What's needed is an exact copy of all the data below, without pictures.

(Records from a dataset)
..............................

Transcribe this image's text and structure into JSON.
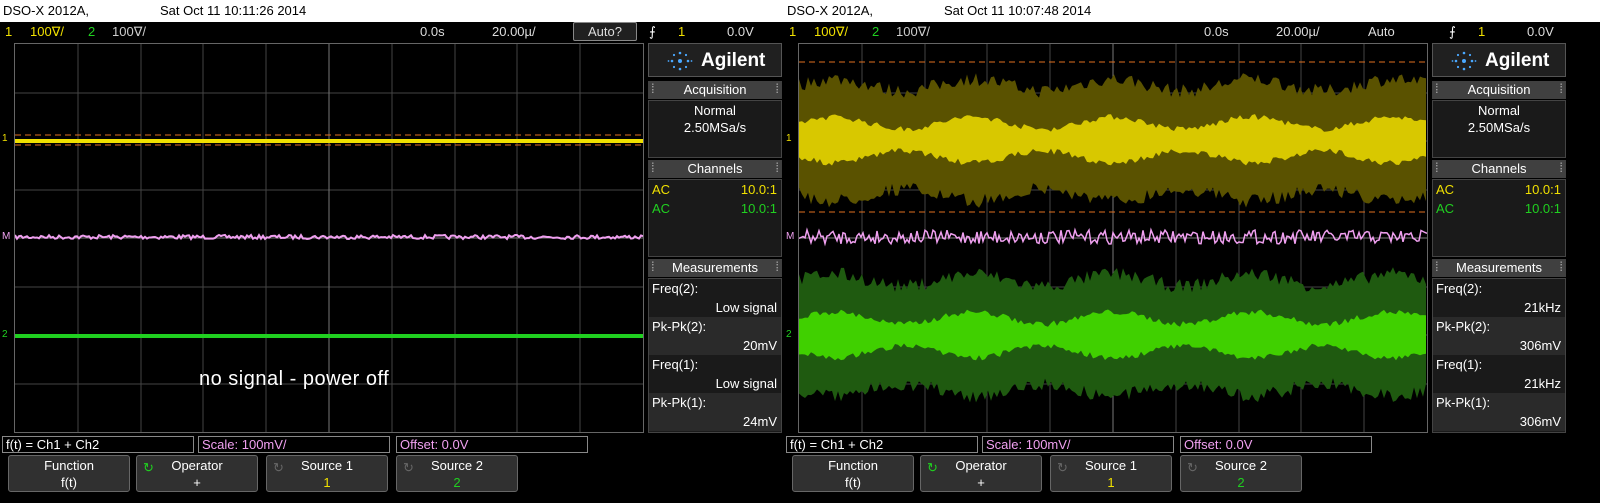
{
  "scopes": [
    {
      "title_model": "DSO-X 2012A,",
      "title_date": "Sat Oct 11 10:11:26 2014",
      "ch1_num": "1",
      "ch1_scale": "100∇/",
      "ch2_num": "2",
      "ch2_scale": "100∇/",
      "delay": "0.0s",
      "timebase": "20.00µ/",
      "trigger_mode": "Auto?",
      "trigger_ch": "1",
      "trigger_level": "0.0V",
      "logo": "Agilent",
      "acquisition_header": "Acquisition",
      "acq_mode": "Normal",
      "acq_rate": "2.50MSa/s",
      "channels_header": "Channels",
      "ch1_coupling": "AC",
      "ch1_probe": "10.0:1",
      "ch2_coupling": "AC",
      "ch2_probe": "10.0:1",
      "measurements_header": "Measurements",
      "meas": [
        {
          "label": "Freq(2):",
          "value": "Low signal"
        },
        {
          "label": "Pk-Pk(2):",
          "value": "20mV"
        },
        {
          "label": "Freq(1):",
          "value": "Low signal"
        },
        {
          "label": "Pk-Pk(1):",
          "value": "24mV"
        }
      ],
      "annotation": "no signal - power off",
      "func_label": "f(t) = Ch1 + Ch2",
      "scale_label": "Scale: 100mV/",
      "offset_label": "Offset: 0.0V",
      "softkeys": [
        {
          "title": "Function",
          "value": "f(t)"
        },
        {
          "title": "Operator",
          "value": "+"
        },
        {
          "title": "Source 1",
          "value": "1"
        },
        {
          "title": "Source 2",
          "value": "2"
        }
      ],
      "marker_ch1": "1",
      "marker_math": "M",
      "marker_ch2": "2"
    },
    {
      "title_model": "DSO-X 2012A,",
      "title_date": "Sat Oct 11 10:07:48 2014",
      "ch1_num": "1",
      "ch1_scale": "100∇/",
      "ch2_num": "2",
      "ch2_scale": "100∇/",
      "delay": "0.0s",
      "timebase": "20.00µ/",
      "trigger_mode": "Auto",
      "trigger_ch": "1",
      "trigger_level": "0.0V",
      "logo": "Agilent",
      "acquisition_header": "Acquisition",
      "acq_mode": "Normal",
      "acq_rate": "2.50MSa/s",
      "channels_header": "Channels",
      "ch1_coupling": "AC",
      "ch1_probe": "10.0:1",
      "ch2_coupling": "AC",
      "ch2_probe": "10.0:1",
      "measurements_header": "Measurements",
      "meas": [
        {
          "label": "Freq(2):",
          "value": "21kHz"
        },
        {
          "label": "Pk-Pk(2):",
          "value": "306mV"
        },
        {
          "label": "Freq(1):",
          "value": "21kHz"
        },
        {
          "label": "Pk-Pk(1):",
          "value": "306mV"
        }
      ],
      "func_label": "f(t) = Ch1 + Ch2",
      "scale_label": "Scale: 100mV/",
      "offset_label": "Offset: 0.0V",
      "softkeys": [
        {
          "title": "Function",
          "value": "f(t)"
        },
        {
          "title": "Operator",
          "value": "+"
        },
        {
          "title": "Source 1",
          "value": "1"
        },
        {
          "title": "Source 2",
          "value": "2"
        }
      ],
      "marker_ch1": "1",
      "marker_math": "M",
      "marker_ch2": "2"
    }
  ],
  "colors": {
    "ch1": "#f0e000",
    "ch2": "#20d020",
    "math": "#f0a0f0",
    "trigger_line": "#e07020"
  }
}
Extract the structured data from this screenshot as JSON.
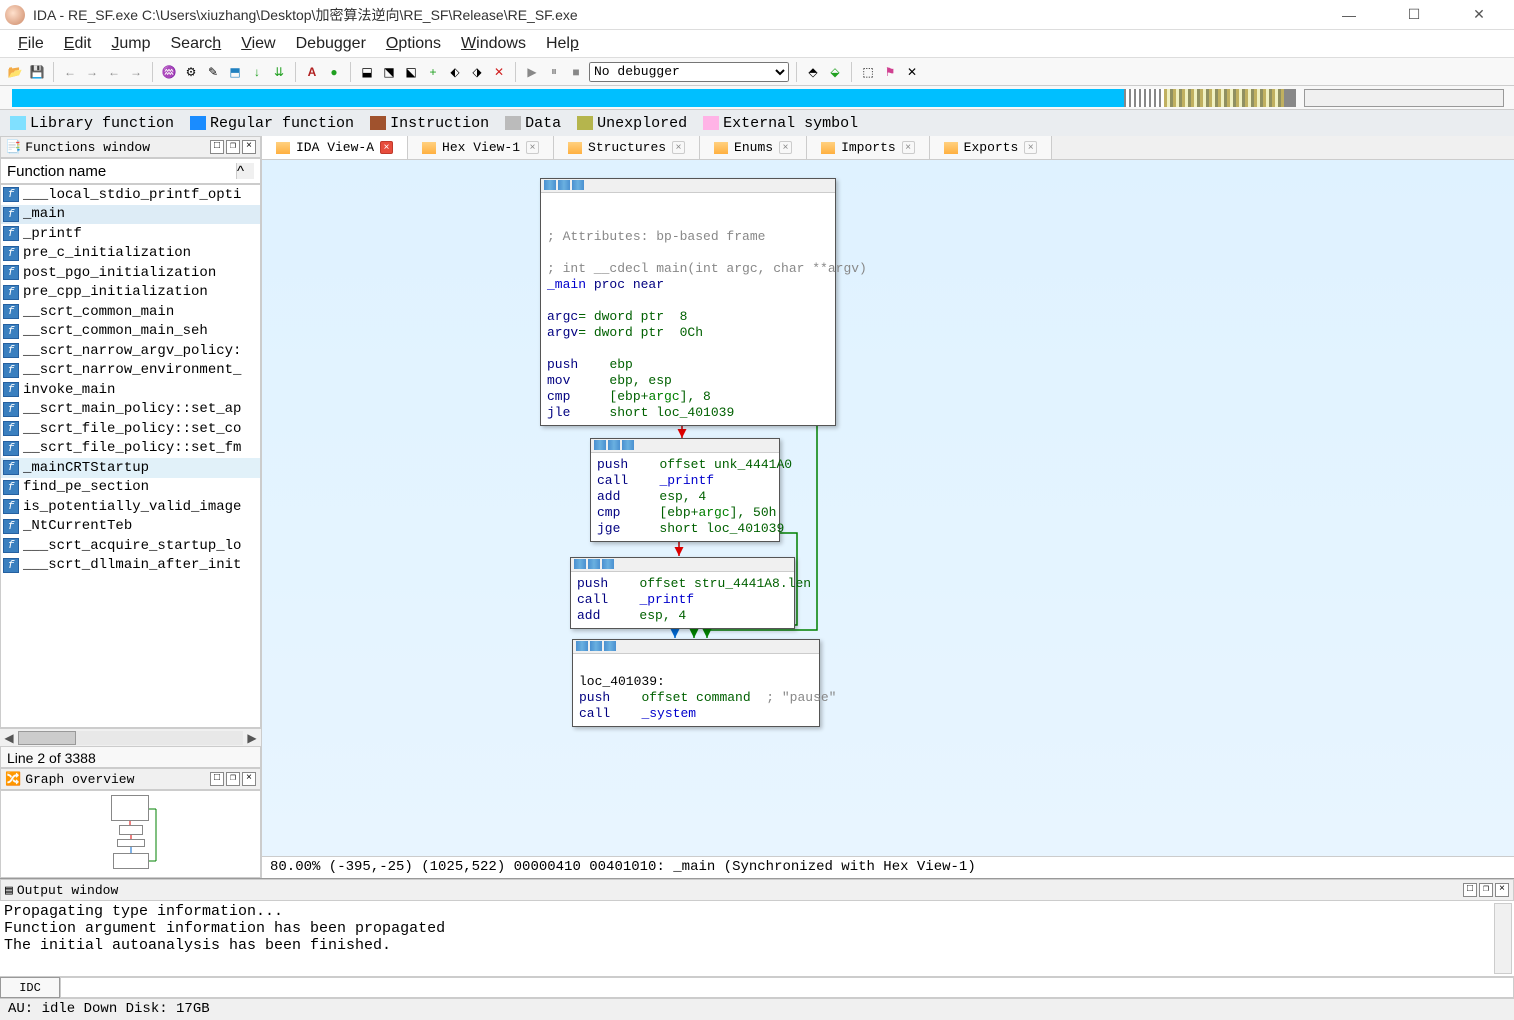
{
  "window": {
    "title": "IDA - RE_SF.exe C:\\Users\\xiuzhang\\Desktop\\加密算法逆向\\RE_SF\\Release\\RE_SF.exe"
  },
  "menu": [
    "File",
    "Edit",
    "Jump",
    "Search",
    "View",
    "Debugger",
    "Options",
    "Windows",
    "Help"
  ],
  "debugger_combo": "No debugger",
  "legend": [
    {
      "color": "#80e0ff",
      "label": "Library function"
    },
    {
      "color": "#1a8cff",
      "label": "Regular function"
    },
    {
      "color": "#a0522d",
      "label": "Instruction"
    },
    {
      "color": "#bbbbbb",
      "label": "Data"
    },
    {
      "color": "#b5b54d",
      "label": "Unexplored"
    },
    {
      "color": "#ffb3e6",
      "label": "External symbol"
    }
  ],
  "functions_panel": {
    "title": "Functions window",
    "column": "Function name",
    "line_status": "Line 2 of 3388",
    "items": [
      {
        "name": "___local_stdio_printf_opti"
      },
      {
        "name": "_main",
        "selected": true
      },
      {
        "name": "_printf"
      },
      {
        "name": "pre_c_initialization"
      },
      {
        "name": "post_pgo_initialization"
      },
      {
        "name": "pre_cpp_initialization"
      },
      {
        "name": "__scrt_common_main"
      },
      {
        "name": "__scrt_common_main_seh"
      },
      {
        "name": "__scrt_narrow_argv_policy:"
      },
      {
        "name": "__scrt_narrow_environment_"
      },
      {
        "name": "invoke_main"
      },
      {
        "name": "__scrt_main_policy::set_ap"
      },
      {
        "name": "__scrt_file_policy::set_co"
      },
      {
        "name": "__scrt_file_policy::set_fm"
      },
      {
        "name": "_mainCRTStartup",
        "hl": true
      },
      {
        "name": "find_pe_section"
      },
      {
        "name": "is_potentially_valid_image"
      },
      {
        "name": "_NtCurrentTeb"
      },
      {
        "name": "___scrt_acquire_startup_lo"
      },
      {
        "name": "___scrt_dllmain_after_init"
      }
    ]
  },
  "graph_overview": {
    "title": "Graph overview"
  },
  "tabs": [
    {
      "label": "IDA View-A",
      "active": true,
      "close_red": true
    },
    {
      "label": "Hex View-1"
    },
    {
      "label": "Structures"
    },
    {
      "label": "Enums"
    },
    {
      "label": "Imports"
    },
    {
      "label": "Exports"
    }
  ],
  "graph_status": "80.00% (-395,-25) (1025,522) 00000410 00401010: _main (Synchronized with Hex View-1)",
  "nodes": {
    "n1": {
      "attr_comment": "; Attributes: bp-based frame",
      "sig_comment": "; int __cdecl main(int argc, char **argv)",
      "proc": "_main proc near",
      "argc": "argc= dword ptr  8",
      "argv": "argv= dword ptr  0Ch",
      "l1a": "push",
      "l1b": "ebp",
      "l2a": "mov",
      "l2b": "ebp, esp",
      "l3a": "cmp",
      "l3b": "[ebp+",
      "l3c": "argc",
      "l3d": "], 8",
      "l4a": "jle",
      "l4b": "short loc_401039"
    },
    "n2": {
      "l1a": "push",
      "l1b": "offset unk_4441A0",
      "l2a": "call",
      "l2b": "_printf",
      "l3a": "add",
      "l3b": "esp, 4",
      "l4a": "cmp",
      "l4b": "[ebp+",
      "l4c": "argc",
      "l4d": "], 50h",
      "l5a": "jge",
      "l5b": "short loc_401039"
    },
    "n3": {
      "l1a": "push",
      "l1b": "offset stru_4441A8.len",
      "l2a": "call",
      "l2b": "_printf",
      "l3a": "add",
      "l3b": "esp, 4"
    },
    "n4": {
      "l0": "loc_401039:",
      "l1a": "push",
      "l1b": "offset command",
      "l1c": "; \"pause\"",
      "l2a": "call",
      "l2b": "_system"
    }
  },
  "output": {
    "title": "Output window",
    "lines": [
      "Propagating type information...",
      "Function argument information has been propagated",
      "The initial autoanalysis has been finished."
    ],
    "idc_label": "IDC"
  },
  "statusbar": "AU:  idle   Down    Disk: 17GB"
}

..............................

Result for this exercise:
Transcribe this image's text and structure into JSON.
{
  "scopes": [
    {
      "title_model": "DSO-X 2012A,",
      "title_date": "Sat Oct 11 10:11:26 2014",
      "ch1_num": "1",
      "ch1_scale": "100∇/",
      "ch2_num": "2",
      "ch2_scale": "100∇/",
      "delay": "0.0s",
      "timebase": "20.00µ/",
      "trigger_mode": "Auto?",
      "trigger_ch": "1",
      "trigger_level": "0.0V",
      "logo": "Agilent",
      "acquisition_header": "Acquisition",
      "acq_mode": "Normal",
      "acq_rate": "2.50MSa/s",
      "channels_header": "Channels",
      "ch1_coupling": "AC",
      "ch1_probe": "10.0:1",
      "ch2_coupling": "AC",
      "ch2_probe": "10.0:1",
      "measurements_header": "Measurements",
      "meas": [
        {
          "label": "Freq(2):",
          "value": "Low signal"
        },
        {
          "label": "Pk-Pk(2):",
          "value": "20mV"
        },
        {
          "label": "Freq(1):",
          "value": "Low signal"
        },
        {
          "label": "Pk-Pk(1):",
          "value": "24mV"
        }
      ],
      "annotation": "no signal - power off",
      "func_label": "f(t) = Ch1 + Ch2",
      "scale_label": "Scale: 100mV/",
      "offset_label": "Offset: 0.0V",
      "softkeys": [
        {
          "title": "Function",
          "value": "f(t)"
        },
        {
          "title": "Operator",
          "value": "+"
        },
        {
          "title": "Source 1",
          "value": "1"
        },
        {
          "title": "Source 2",
          "value": "2"
        }
      ],
      "marker_ch1": "1",
      "marker_math": "M",
      "marker_ch2": "2"
    },
    {
      "title_model": "DSO-X 2012A,",
      "title_date": "Sat Oct 11 10:07:48 2014",
      "ch1_num": "1",
      "ch1_scale": "100∇/",
      "ch2_num": "2",
      "ch2_scale": "100∇/",
      "delay": "0.0s",
      "timebase": "20.00µ/",
      "trigger_mode": "Auto",
      "trigger_ch": "1",
      "trigger_level": "0.0V",
      "logo": "Agilent",
      "acquisition_header": "Acquisition",
      "acq_mode": "Normal",
      "acq_rate": "2.50MSa/s",
      "channels_header": "Channels",
      "ch1_coupling": "AC",
      "ch1_probe": "10.0:1",
      "ch2_coupling": "AC",
      "ch2_probe": "10.0:1",
      "measurements_header": "Measurements",
      "meas": [
        {
          "label": "Freq(2):",
          "value": "21kHz"
        },
        {
          "label": "Pk-Pk(2):",
          "value": "306mV"
        },
        {
          "label": "Freq(1):",
          "value": "21kHz"
        },
        {
          "label": "Pk-Pk(1):",
          "value": "306mV"
        }
      ],
      "func_label": "f(t) = Ch1 + Ch2",
      "scale_label": "Scale: 100mV/",
      "offset_label": "Offset: 0.0V",
      "softkeys": [
        {
          "title": "Function",
          "value": "f(t)"
        },
        {
          "title": "Operator",
          "value": "+"
        },
        {
          "title": "Source 1",
          "value": "1"
        },
        {
          "title": "Source 2",
          "value": "2"
        }
      ],
      "marker_ch1": "1",
      "marker_math": "M",
      "marker_ch2": "2"
    }
  ],
  "colors": {
    "ch1": "#f0e000",
    "ch2": "#20d020",
    "math": "#f0a0f0",
    "trigger_line": "#e07020"
  }
}
Extract the structured data from this screenshot as JSON.
{
  "window": {
    "title": "IDA - RE_SF.exe C:\\Users\\xiuzhang\\Desktop\\加密算法逆向\\RE_SF\\Release\\RE_SF.exe"
  },
  "menu": [
    "File",
    "Edit",
    "Jump",
    "Search",
    "View",
    "Debugger",
    "Options",
    "Windows",
    "Help"
  ],
  "debugger_combo": "No debugger",
  "legend": [
    {
      "color": "#80e0ff",
      "label": "Library function"
    },
    {
      "color": "#1a8cff",
      "label": "Regular function"
    },
    {
      "color": "#a0522d",
      "label": "Instruction"
    },
    {
      "color": "#bbbbbb",
      "label": "Data"
    },
    {
      "color": "#b5b54d",
      "label": "Unexplored"
    },
    {
      "color": "#ffb3e6",
      "label": "External symbol"
    }
  ],
  "functions_panel": {
    "title": "Functions window",
    "column": "Function name",
    "line_status": "Line 2 of 3388",
    "items": [
      {
        "name": "___local_stdio_printf_opti"
      },
      {
        "name": "_main",
        "selected": true
      },
      {
        "name": "_printf"
      },
      {
        "name": "pre_c_initialization"
      },
      {
        "name": "post_pgo_initialization"
      },
      {
        "name": "pre_cpp_initialization"
      },
      {
        "name": "__scrt_common_main"
      },
      {
        "name": "__scrt_common_main_seh"
      },
      {
        "name": "__scrt_narrow_argv_policy:"
      },
      {
        "name": "__scrt_narrow_environment_"
      },
      {
        "name": "invoke_main"
      },
      {
        "name": "__scrt_main_policy::set_ap"
      },
      {
        "name": "__scrt_file_policy::set_co"
      },
      {
        "name": "__scrt_file_policy::set_fm"
      },
      {
        "name": "_mainCRTStartup",
        "hl": true
      },
      {
        "name": "find_pe_section"
      },
      {
        "name": "is_potentially_valid_image"
      },
      {
        "name": "_NtCurrentTeb"
      },
      {
        "name": "___scrt_acquire_startup_lo"
      },
      {
        "name": "___scrt_dllmain_after_init"
      }
    ]
  },
  "graph_overview": {
    "title": "Graph overview"
  },
  "tabs": [
    {
      "label": "IDA View-A",
      "active": true,
      "close_red": true
    },
    {
      "label": "Hex View-1"
    },
    {
      "label": "Structures"
    },
    {
      "label": "Enums"
    },
    {
      "label": "Imports"
    },
    {
      "label": "Exports"
    }
  ],
  "graph_status": "80.00% (-395,-25) (1025,522) 00000410 00401010: _main (Synchronized with Hex View-1)",
  "nodes": {
    "n1": {
      "attr_comment": "; Attributes: bp-based frame",
      "sig_comment": "; int __cdecl main(int argc, char **argv)",
      "proc": "_main proc near",
      "argc": "argc= dword ptr  8",
      "argv": "argv= dword ptr  0Ch",
      "l1a": "push",
      "l1b": "ebp",
      "l2a": "mov",
      "l2b": "ebp, esp",
      "l3a": "cmp",
      "l3b": "[ebp+",
      "l3c": "argc",
      "l3d": "], 8",
      "l4a": "jle",
      "l4b": "short loc_401039"
    },
    "n2": {
      "l1a": "push",
      "l1b": "offset unk_4441A0",
      "l2a": "call",
      "l2b": "_printf",
      "l3a": "add",
      "l3b": "esp, 4",
      "l4a": "cmp",
      "l4b": "[ebp+",
      "l4c": "argc",
      "l4d": "], 50h",
      "l5a": "jge",
      "l5b": "short loc_401039"
    },
    "n3": {
      "l1a": "push",
      "l1b": "offset stru_4441A8.len",
      "l2a": "call",
      "l2b": "_printf",
      "l3a": "add",
      "l3b": "esp, 4"
    },
    "n4": {
      "l0": "loc_401039:",
      "l1a": "push",
      "l1b": "offset command",
      "l1c": "; \"pause\"",
      "l2a": "call",
      "l2b": "_system"
    }
  },
  "output": {
    "title": "Output window",
    "lines": [
      "Propagating type information...",
      "Function argument information has been propagated",
      "The initial autoanalysis has been finished."
    ],
    "idc_label": "IDC"
  },
  "statusbar": "AU:  idle   Down    Disk: 17GB"
}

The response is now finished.